J. Kenneth Sanford oral history interview, 2012 April 17
In this interview, J. Kenneth (Ken) Sanford, long-time Director of Public Information and Publications at UNC Charlotte, shares his perspective of the process of Charlotte College becoming the University of North Carolina at Charlotte, first as an outsider reporting on the state legislature for the Winston-Salem Journal, then as an insider working at the college. He recounts how he came to work for Bonnie Cone as her public relations director and describes the selection of UNC Charlotte’s first chancellor, including community and stakeholder reactions to the selection of Dean Colvard instead of Bonnie Cone. He comments on the relationship between Ms. Cone and Chancellors Colvard, Fretwell, and Woodward and describes how Ms. Cone, Chancellor Colvard, faculty, and staff met the challenges of building a university.

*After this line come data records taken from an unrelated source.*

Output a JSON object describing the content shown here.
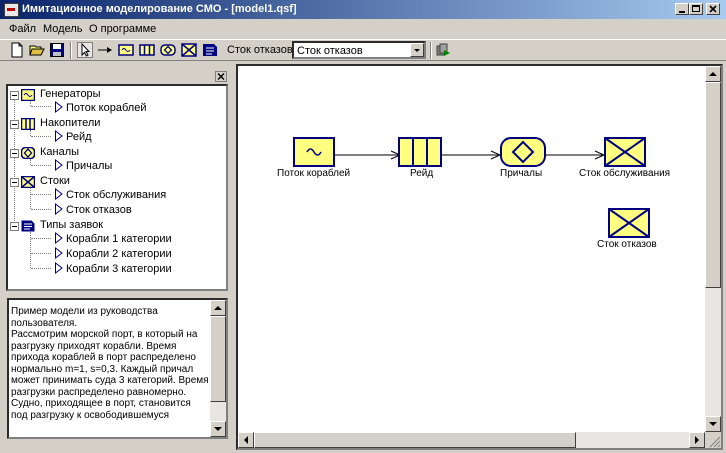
{
  "window": {
    "title": "Имитационное моделирование СМО - [model1.qsf]",
    "icon": "app-icon"
  },
  "menu": [
    "Файл",
    "Модель",
    "О программе"
  ],
  "toolbar": {
    "reject_label": "Сток отказов:",
    "reject_value": "Сток отказов"
  },
  "tree": {
    "groups": [
      {
        "label": "Генераторы",
        "icon": "generator-icon",
        "children": [
          "Поток кораблей"
        ]
      },
      {
        "label": "Накопители",
        "icon": "queue-icon",
        "children": [
          "Рейд"
        ]
      },
      {
        "label": "Каналы",
        "icon": "channel-icon",
        "children": [
          "Причалы"
        ]
      },
      {
        "label": "Стоки",
        "icon": "sink-icon",
        "children": [
          "Сток обслуживания",
          "Сток отказов"
        ]
      },
      {
        "label": "Типы заявок",
        "icon": "request-type-icon",
        "children": [
          "Корабли 1 категории",
          "Корабли 2 категории",
          "Корабли 3 категории"
        ]
      }
    ]
  },
  "description": "Пример модели из руководства пользователя.\n    Рассмотрим морской порт, в который на разгрузку приходят корабли. Время прихода кораблей в порт распределено нормально m=1, s=0,3. Каждый причал может принимать суда 3 категорий. Время разгрузки распределено равномерно.\n    Судно, приходящее в порт, становится под разгрузку к освободившемуся",
  "diagram": {
    "blocks": {
      "generator": "Поток кораблей",
      "queue": "Рейд",
      "channel": "Причалы",
      "sink_service": "Сток обслуживания",
      "sink_reject": "Сток отказов"
    }
  },
  "colors": {
    "block_fill": "#ffff80",
    "block_border": "#000080",
    "selection": "#0a246a"
  }
}
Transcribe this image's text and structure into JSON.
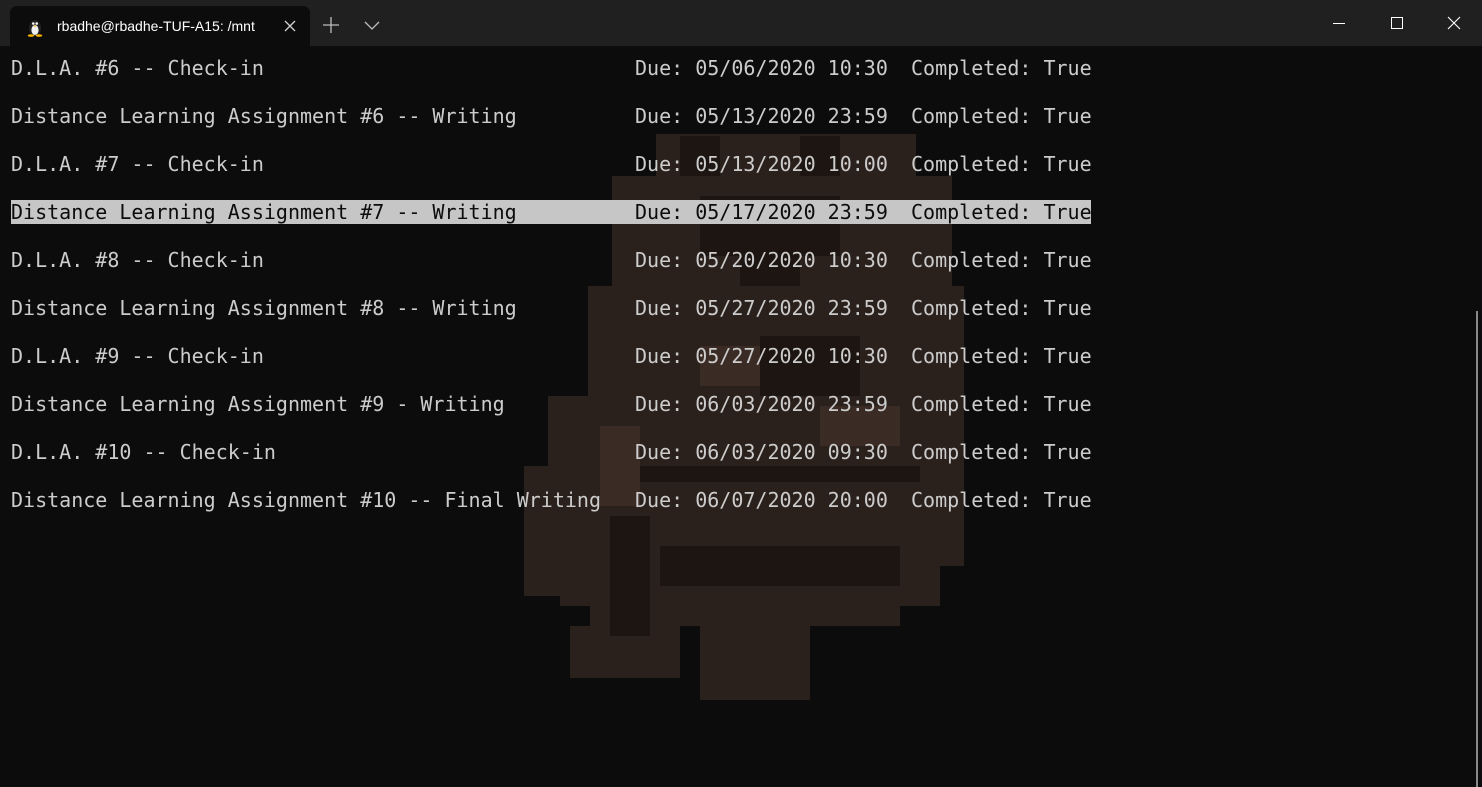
{
  "window": {
    "tab_title": "rbadhe@rbadhe-TUF-A15: /mnt",
    "tab_icon": "linux-penguin-icon"
  },
  "terminal": {
    "rows": [
      {
        "name": "D.L.A. #6 -- Check-in",
        "due": "Due: 05/06/2020 10:30",
        "completed": "Completed: True",
        "selected": false
      },
      {
        "name": "Distance Learning Assignment #6 -- Writing",
        "due": "Due: 05/13/2020 23:59",
        "completed": "Completed: True",
        "selected": false
      },
      {
        "name": "D.L.A. #7 -- Check-in",
        "due": "Due: 05/13/2020 10:00",
        "completed": "Completed: True",
        "selected": false
      },
      {
        "name": "Distance Learning Assignment #7 -- Writing",
        "due": "Due: 05/17/2020 23:59",
        "completed": "Completed: True",
        "selected": true
      },
      {
        "name": "D.L.A. #8 -- Check-in",
        "due": "Due: 05/20/2020 10:30",
        "completed": "Completed: True",
        "selected": false
      },
      {
        "name": "Distance Learning Assignment #8 -- Writing",
        "due": "Due: 05/27/2020 23:59",
        "completed": "Completed: True",
        "selected": false
      },
      {
        "name": "D.L.A. #9 -- Check-in",
        "due": "Due: 05/27/2020 10:30",
        "completed": "Completed: True",
        "selected": false
      },
      {
        "name": "Distance Learning Assignment #9 - Writing",
        "due": "Due: 06/03/2020 23:59",
        "completed": "Completed: True",
        "selected": false
      },
      {
        "name": "D.L.A. #10 -- Check-in",
        "due": "Due: 06/03/2020 09:30",
        "completed": "Completed: True",
        "selected": false
      },
      {
        "name": "Distance Learning Assignment #10 -- Final Writing",
        "due": "Due: 06/07/2020 20:00",
        "completed": "Completed: True",
        "selected": false
      }
    ]
  },
  "colors": {
    "terminal_bg": "#0c0c0c",
    "titlebar_bg": "#202020",
    "text": "#cccccc",
    "selection_bg": "#c6c6c6"
  }
}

Other topics include Bonnie Cone’s attachment to and advocacy for the college, her leadership strengths and weaknesses, her perspective on the feminist movement, and her role in addressing civil rights issues on campus. Mr. Sanford also explains his own speech-writing duties for Bonnie Cone and the chancellors and recalls an incident where Ms. Cone stood up to activist Stokely Carmichael regarding his attempts to prevent her and others from entering the room where he was speaking at UNC Charlotte. Mr. Sanford concludes the interview by sharing how he wants Bonnie Cone to be remembered by current students and by relating his estimation of her as the “founding mother” of UNC Charlotte.

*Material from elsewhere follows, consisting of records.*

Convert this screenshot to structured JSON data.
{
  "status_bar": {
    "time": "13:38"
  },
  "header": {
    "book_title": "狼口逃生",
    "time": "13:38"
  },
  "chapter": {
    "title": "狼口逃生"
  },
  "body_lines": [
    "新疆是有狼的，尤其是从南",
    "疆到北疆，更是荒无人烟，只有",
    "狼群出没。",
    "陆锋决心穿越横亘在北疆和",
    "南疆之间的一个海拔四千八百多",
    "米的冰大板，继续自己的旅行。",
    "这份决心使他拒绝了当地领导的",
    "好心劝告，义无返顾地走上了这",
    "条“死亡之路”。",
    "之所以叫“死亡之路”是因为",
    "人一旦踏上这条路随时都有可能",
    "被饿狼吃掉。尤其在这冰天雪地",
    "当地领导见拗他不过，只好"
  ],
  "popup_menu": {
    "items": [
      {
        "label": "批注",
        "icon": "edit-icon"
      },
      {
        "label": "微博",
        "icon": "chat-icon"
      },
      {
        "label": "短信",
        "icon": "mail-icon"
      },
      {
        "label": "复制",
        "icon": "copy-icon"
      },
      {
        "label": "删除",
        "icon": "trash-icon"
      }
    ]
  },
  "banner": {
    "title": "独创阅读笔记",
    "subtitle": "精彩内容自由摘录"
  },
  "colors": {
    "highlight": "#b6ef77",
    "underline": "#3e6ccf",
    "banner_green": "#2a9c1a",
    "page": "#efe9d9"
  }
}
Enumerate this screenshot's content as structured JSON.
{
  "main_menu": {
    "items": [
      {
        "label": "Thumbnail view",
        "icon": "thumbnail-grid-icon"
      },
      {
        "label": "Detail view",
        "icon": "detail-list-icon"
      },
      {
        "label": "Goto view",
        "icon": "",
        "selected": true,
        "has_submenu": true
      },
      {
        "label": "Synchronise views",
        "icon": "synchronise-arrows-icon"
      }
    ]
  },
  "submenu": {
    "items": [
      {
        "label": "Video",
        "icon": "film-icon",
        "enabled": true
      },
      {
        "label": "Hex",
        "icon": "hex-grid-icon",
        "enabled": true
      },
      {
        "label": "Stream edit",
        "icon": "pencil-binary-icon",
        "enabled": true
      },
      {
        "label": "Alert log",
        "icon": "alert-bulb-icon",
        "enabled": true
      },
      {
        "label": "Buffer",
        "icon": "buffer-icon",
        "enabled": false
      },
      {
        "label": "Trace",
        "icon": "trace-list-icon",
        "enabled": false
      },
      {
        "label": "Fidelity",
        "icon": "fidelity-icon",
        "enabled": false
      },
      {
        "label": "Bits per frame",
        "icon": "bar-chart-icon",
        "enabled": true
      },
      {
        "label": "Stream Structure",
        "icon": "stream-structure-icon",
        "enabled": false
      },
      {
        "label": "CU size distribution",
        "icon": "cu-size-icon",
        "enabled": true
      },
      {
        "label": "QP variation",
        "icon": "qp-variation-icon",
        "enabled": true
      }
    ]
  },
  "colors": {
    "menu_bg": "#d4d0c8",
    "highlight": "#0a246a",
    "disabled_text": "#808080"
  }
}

J. Kenneth (Ken) Sanford was an 80-year-old man at the time of interview, which took place in his home on Lake Wylie, South Carolina. He was born in Clyde, North Carolina in 1932. He was educated in North Carolina at Canton High School, Mars Hill College, and the University of North Carolina at Chapel Hill and was employed as an editor for the Winston-Salem Journal and as Director of Public Information and Publications at the University of North Carolina at Charlotte.